Australia’s consumer regulator will target online marketplaces and sellers trying to manipulate customers using “dark patterns” over the next 12 months under new chair Gina Cass-Gottlieb, who has called for tougher penalties and more proactive safety mechanisms.
Ms Cass-Gottlieb, who replaced former chair and digital platform critic Rod Sims in March, named online marketplaces among the regulator’s top three product priorities for the coming year in a speech on Thursday.
She added that the regulator won’t shy away from emerging challenges like online advertising either, after securing a $44.7 million penalty against Trivago in April for misleading consumers with complex algorithms.
Speaking at the Australian Competition and Consumer Commission’s National Consumer Congress in Sydney on Thursday, Ms Cass-Gottlieb announced the watchdog’s product safety priorities for the coming year and called for a less reactive model of protection and tougher penalties for breaches.
In addition to children’s product safety and battery hazards, online marketplaces are a top priority for the regulator, she said.
“The shift toward online shopping underway before the pandemic has only accelerated,” Ms Cass-Gottlieb said.
“We will conduct online surveillance of, and continue engagement with, online marketplaces, expand the benefits of the Product Safety Pledge that a growing number of online platforms have committed to, and contribute to greater consistency of international practices.”
Australia’s Product Safety Pledge is a voluntary initiative which commits online businesses to certain product safety responsibilities and reporting.

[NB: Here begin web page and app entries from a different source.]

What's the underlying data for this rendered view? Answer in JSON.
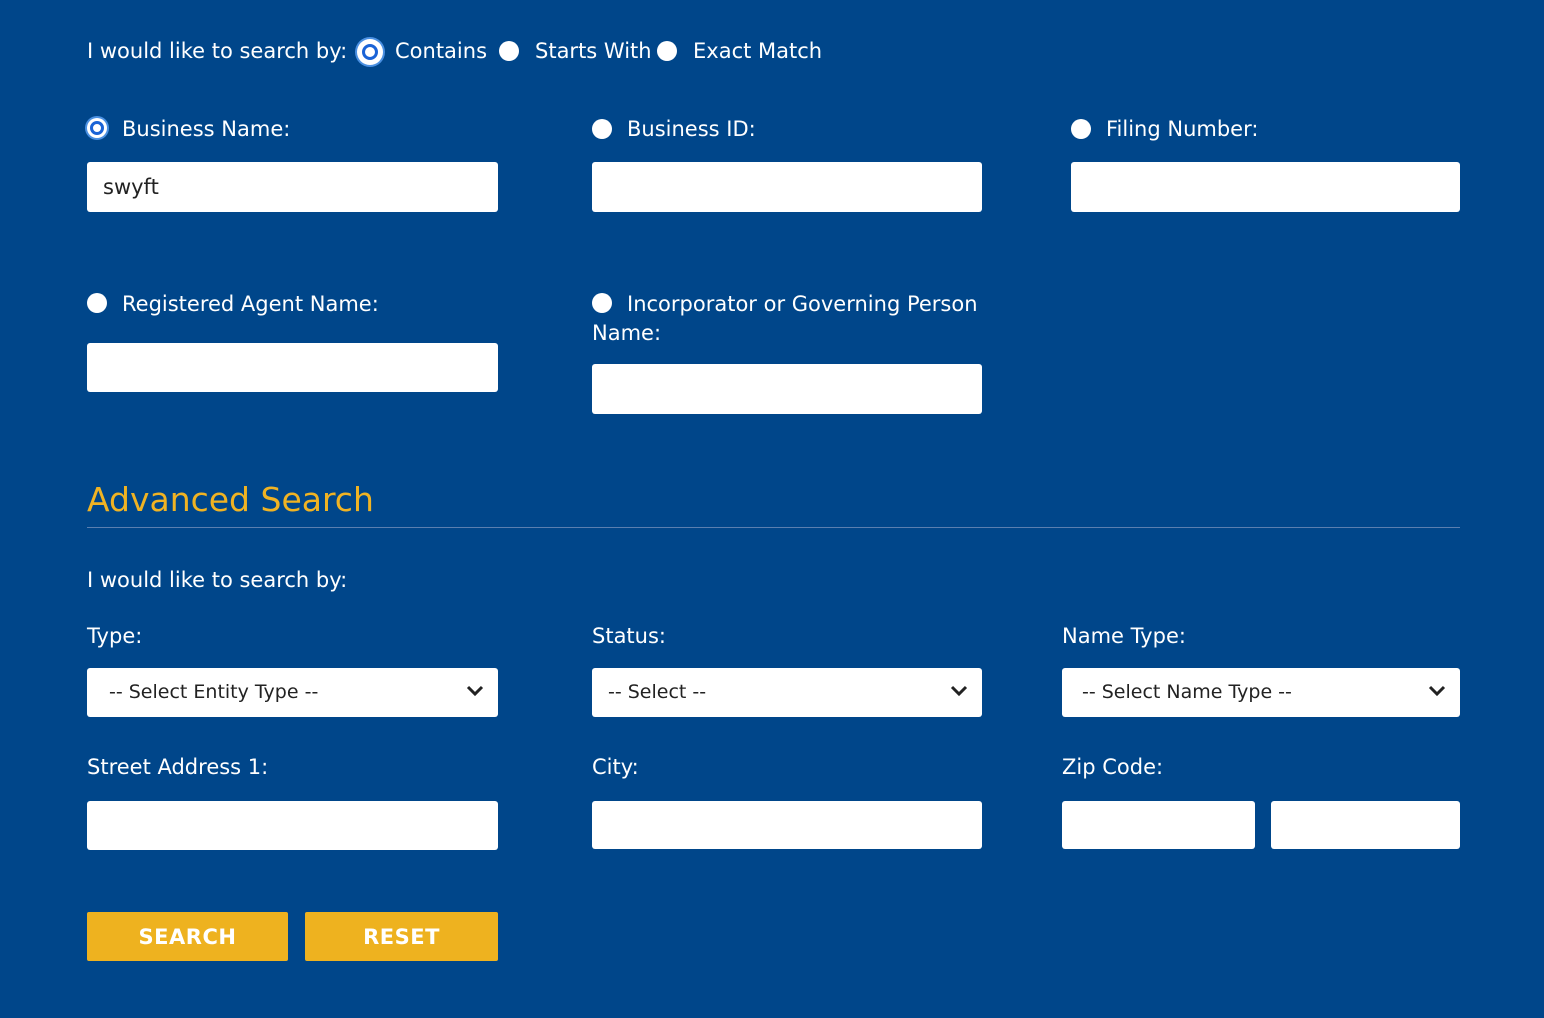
{
  "search_mode": {
    "label": "I would like to search by:",
    "options": [
      {
        "label": "Contains",
        "selected": true
      },
      {
        "label": "Starts With",
        "selected": false
      },
      {
        "label": "Exact Match",
        "selected": false
      }
    ]
  },
  "fields": {
    "business_name": {
      "label": "Business Name:",
      "value": "swyft",
      "selected": true
    },
    "business_id": {
      "label": "Business ID:",
      "value": "",
      "selected": false
    },
    "filing_number": {
      "label": "Filing Number:",
      "value": "",
      "selected": false
    },
    "registered_agent": {
      "label": "Registered Agent Name:",
      "value": "",
      "selected": false
    },
    "incorporator_line1": "Incorporator or Governing Person",
    "incorporator_line2": "Name:",
    "incorporator_value": ""
  },
  "advanced": {
    "title": "Advanced Search",
    "search_by_label": "I would like to search by:",
    "type": {
      "label": "Type:",
      "selected": "-- Select Entity Type --"
    },
    "status": {
      "label": "Status:",
      "selected": "-- Select --"
    },
    "name_type": {
      "label": "Name Type:",
      "selected": "-- Select Name Type --"
    },
    "street": {
      "label": "Street Address 1:",
      "value": ""
    },
    "city": {
      "label": "City:",
      "value": ""
    },
    "zip": {
      "label": "Zip Code:",
      "value": "",
      "value_ext": ""
    }
  },
  "buttons": {
    "search": "SEARCH",
    "reset": "RESET"
  },
  "colors": {
    "background": "#00468a",
    "accent": "#eeb21f",
    "heading": "#f0b323",
    "radio_selected": "#1a63d6"
  }
}
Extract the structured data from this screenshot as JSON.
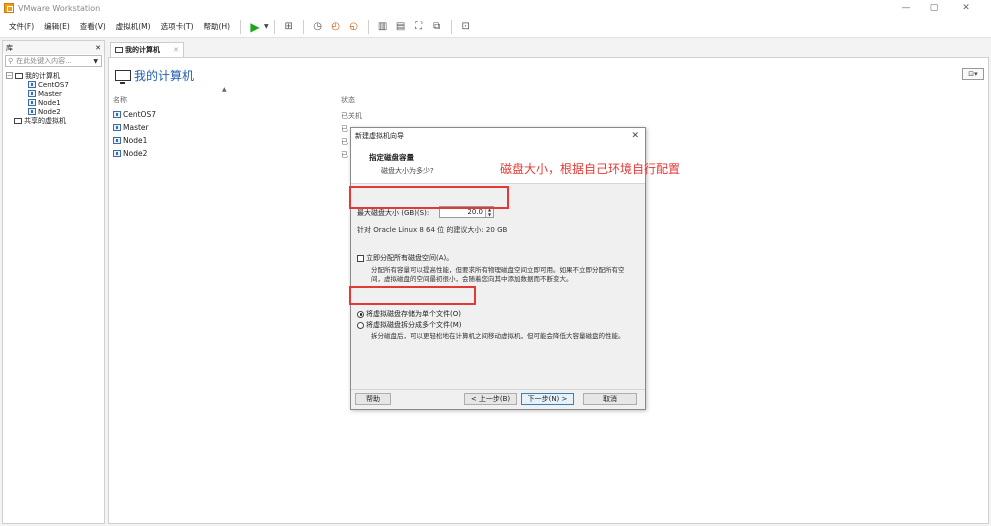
{
  "app": {
    "title": "VMware Workstation"
  },
  "window_controls": {
    "minimize": "—",
    "maximize": "▢",
    "close": "✕"
  },
  "menu": [
    "文件(F)",
    "编辑(E)",
    "查看(V)",
    "虚拟机(M)",
    "选项卡(T)",
    "帮助(H)"
  ],
  "library": {
    "title": "库",
    "close": "✕",
    "search_placeholder": "在此处键入内容...",
    "root": "我的计算机",
    "vms": [
      "CentOS7",
      "Master",
      "Node1",
      "Node2"
    ],
    "shared": "共享的虚拟机"
  },
  "tab": {
    "label": "我的计算机",
    "close": "✕"
  },
  "main": {
    "title": "我的计算机",
    "columns": {
      "name": "名称",
      "status": "状态"
    },
    "vms": [
      {
        "name": "CentOS7",
        "status": "已关机"
      },
      {
        "name": "Master",
        "status": "已"
      },
      {
        "name": "Node1",
        "status": "已"
      },
      {
        "name": "Node2",
        "status": "已"
      }
    ]
  },
  "dialog": {
    "title": "新建虚拟机向导",
    "close": "✕",
    "heading": "指定磁盘容量",
    "subheading": "磁盘大小为多少?",
    "size_label": "最大磁盘大小 (GB)(S):",
    "size_value": "20.0",
    "recommendation": "针对 Oracle Linux 8 64 位 的建议大小: 20 GB",
    "allocate_label": "立即分配所有磁盘空间(A)。",
    "allocate_desc": "分配所有容量可以提高性能，但要求所有物理磁盘空间立即可用。如果不立即分配所有空间，虚拟磁盘的空间最初很小，会随着您向其中添加数据而不断变大。",
    "single_file_label": "将虚拟磁盘存储为单个文件(O)",
    "multi_file_label": "将虚拟磁盘拆分成多个文件(M)",
    "multi_file_desc": "拆分磁盘后，可以更轻松地在计算机之间移动虚拟机，但可能会降低大容量磁盘的性能。",
    "buttons": {
      "help": "帮助",
      "back": "< 上一步(B)",
      "next": "下一步(N) >",
      "cancel": "取消"
    }
  },
  "annotation": "磁盘大小，根据自己环境自行配置",
  "colors": {
    "highlight": "#e53935",
    "title_blue": "#1f5fae"
  }
}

Online giants Amazon Australia, eBay Australia and Catch.com.au have been signatories since it launched in 2020 in response to rapid ecommerce growth.

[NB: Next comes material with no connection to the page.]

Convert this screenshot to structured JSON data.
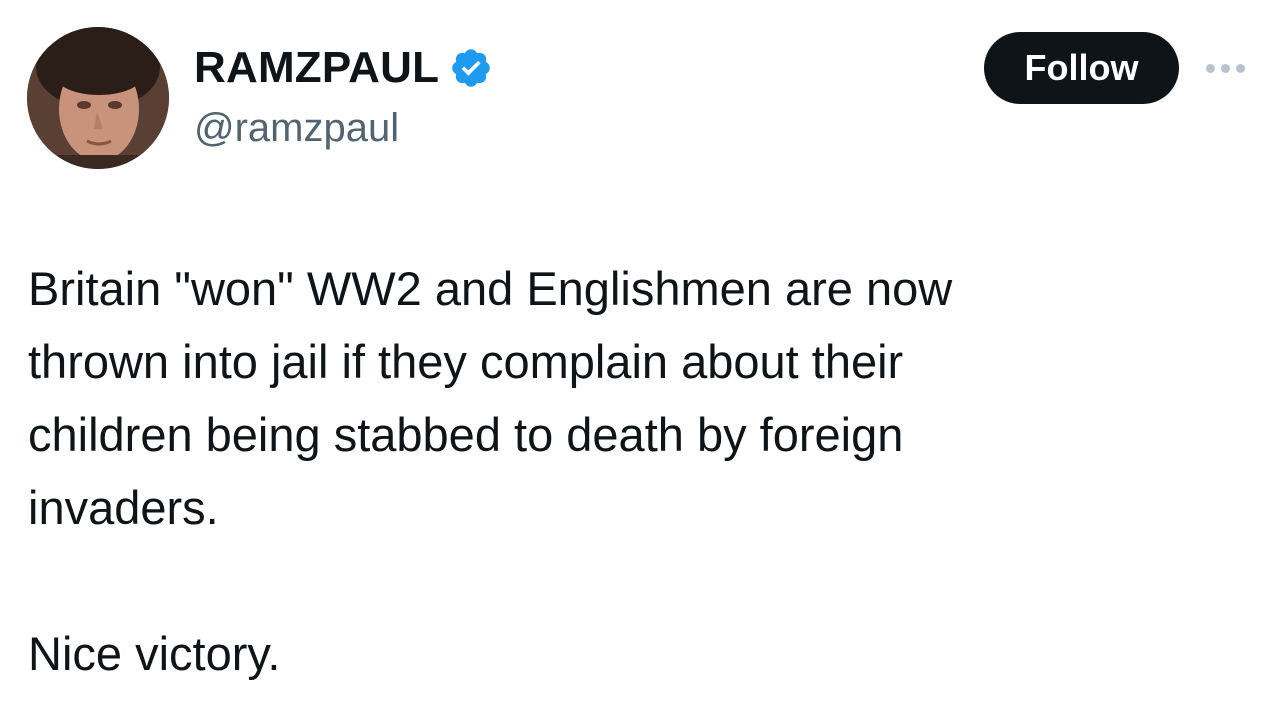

Australia relies on the voluntary commitment in the absence of a general safety provision that prohibits the sale of unsafe goods, something which is common in other developed countries. It means the ACCC identifies safety issues once they are already in market or in some cases when a consumer has already been harmed.
Ms Cass-Gottlieb and the ACCC wants Australia to adopt the more proactive approach instead.
“The introduction of a general safety provision that incentivises manufacturers to ensure their products are safe would allow us to move away from this reactive model and to more effectively take enforcement action for unsafe products,” she said.
The watchdog will also continue to probe online ads, misleading practices and the so-called “dark patterns” that attempt to exploit or pressure consumers into purchases.
The Consumer Policy Research Centre last week released research on dark patterns in Australia, finding they are prevalent and often influence consumers to spend more and hand over more personal information online.
Ms Cass-Gottlieb said the manipulative and deceptive advertising and marketing practices in the digital economy will be an “area of focus” for the ACCC.
“While these advertising and marketing techniques are not new, we are seeing technology make them more sophisticated, prevalent, and able to distort or disregard consumer choice,” she said.
“The ACCC’s recent case against Trivago, focussed on the use of algorithms to mislead consumers and is an excellent example of the ACCC’s ability to tackle complex emerging practices.”
The regulator took Trivago to court, successfully arguing the hotel price aggregation site had misled customers through its advertising and ranking algorithm, which favoured that paid the company higher cost-per-click fees.
Buoyed by the decision, and similar large penalties levied against Volkswagen ($125 million), Telstra ($50 million) and the Australian Institute of Professional Education Pty Ltd ($153 million), the ACCC chair said the regulator will “continue to seek significant and increasing enforcement penalties against businesses for breaches of the Australian Consumer Law”.
The ACCC’s product safety priorities work in conjunction with its compliance and enforcement priorities, which were released in March.
Do you know more? Contact James Riley via Email.